Joseph Salatino will make Michigan State University history when he graduates as MSU’s first PhD in biomedical engineering during advanced degree ceremonies at 3:30 p.m., Friday, May 3, in the Breslin Center.

Salatino has been working with Erin Purcell, assistant professor of biomedical engineering, since joining MSU’s fast-track BS/PhD program. He received a bachelor’s degree in neuroscience in 2016 at MSU, where he was also a member of the Honors College.

Salatino stands in a lab coat with his arms crossed with an orange backdrop

Joey Salatino will make MSU history on May 3 when he becomes the first PhD graduate in Biomedical Engineering

“I was fortunate enough to be the first graduate student in the Department of Biomedical Engineering and to contribute to lab startup growth as the first graduate student in Erin Purcell’s Regenerative Electrode Interface Lab,” he said.

“My doctoral research has developed cutting-edge techniques to improve the integration of implantable neurotechnologies used to treat Alzheimer’s, Parkinson’s, depression and traumatic injuries.”

Purcell said Salatino’s impact on her lab, the new department, and the broader field of neural engineering can’t be overstated.

Erin Purcell and Joey Salatino stand with their arms resting against a banister, looking down at the photographer

“He was a tremendous asset to my team,” Erin Purcell said of Joseph Salatino.

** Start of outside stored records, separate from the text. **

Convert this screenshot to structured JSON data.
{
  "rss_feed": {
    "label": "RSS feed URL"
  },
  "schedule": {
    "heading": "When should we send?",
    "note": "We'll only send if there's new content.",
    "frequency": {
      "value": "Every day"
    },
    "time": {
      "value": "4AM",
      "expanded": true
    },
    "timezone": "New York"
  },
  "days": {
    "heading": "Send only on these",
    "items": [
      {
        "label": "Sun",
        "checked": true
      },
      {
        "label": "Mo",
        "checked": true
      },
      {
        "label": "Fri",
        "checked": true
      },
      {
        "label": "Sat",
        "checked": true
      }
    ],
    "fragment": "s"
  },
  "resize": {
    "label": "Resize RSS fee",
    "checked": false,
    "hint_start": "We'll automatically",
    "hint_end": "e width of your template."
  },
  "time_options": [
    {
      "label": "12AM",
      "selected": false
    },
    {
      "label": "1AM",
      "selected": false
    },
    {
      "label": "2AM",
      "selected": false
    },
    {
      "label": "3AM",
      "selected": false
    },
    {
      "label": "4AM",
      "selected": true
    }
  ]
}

“He was a tremendous asset to my team, producing high-quality data and publications that served as a foundation for our current success,” Purcell said. “I couldn’t be more proud to have been his mentor, and I can’t imagine a better person to represent MSU’s new Department of Biomedical Engineering. I’m confident that we’ll be hearing about many more of Joseph’s achievements in the future!”

Salatino’s PhD work produced eight peer-reviewed scientific publications and eight conference presentations, including scientific articles in high-impact journals and a “Top 10 Highlight of 2017” in Nature Biomedical Engineering.

Among his awards are the Outstanding Graduate Student of the Year in Biomedical Engineering, the Research Excellence in Neuroscience, and the John D. and Dortha J. Withrow Endowed Fellowship in Biomedical Engineering. He was also nominated for Most Outstanding Graduate Researcher in the College of Engineering.

While at MSU, he also became a Venture Fellow at Spartan Innovations.

“I have been developing commercialization strategies for breakthrough university technologies,” he explained, “including a proprietary gene therapy platform for CNS therapeutics.”

In June, Salatino will become a translational scientist at nference, Inc., in Cambridge, Massachusetts.

“I am highly motivated to leverage the nferX AI platform at nference to guide the R&D and commercialization of breakthrough therapeutics,” he added.

Salatino is originally from Bloomfield Hills and a graduate of Roeper High School.


Dissertation Defense: The Department of Biomedical Engineering will present the Ph.D. Dissertation Defense of Joseph Salatino on Wednesday, May 15, at 2:30 p.m. in the IQ Atrium: Structural and Functional Remodeling of Neuronal Circuitry Surrounding Implanted Electrodes. His adviser is Erin Purcell.

About the presentation: Microelectrode arrays designed to map and modulate neuronal circuitry have enabled greater understanding and treatment of neurological injury and disease. However, poor biological integration remains a significant barrier to the longevity and stability of electrodes implanted in the brain, where instability and loss of signal over time are commonly attributed to gliosis and neuronal loss. However, these metrics do not reliably predict signal loss, and understanding of device failure modes remains incomplete. Here, this work provides fundamental insight into biological mechanisms that contribute to these failure modes, as well as develops innovative strategies to improve the biointegration of brain implants. This dissertation covers 3 central studies: 1) a comprehensive review of glial mechanisms to inform tissue-device integration, 2) novel observations of synaptic transporter remodeling at the tissue-electrode interface, and 3) novel observations of modulation of ion channel expression around implanted devices. Furthermore, the development of genetic techniques to modulate tissue-device interactions will be presented.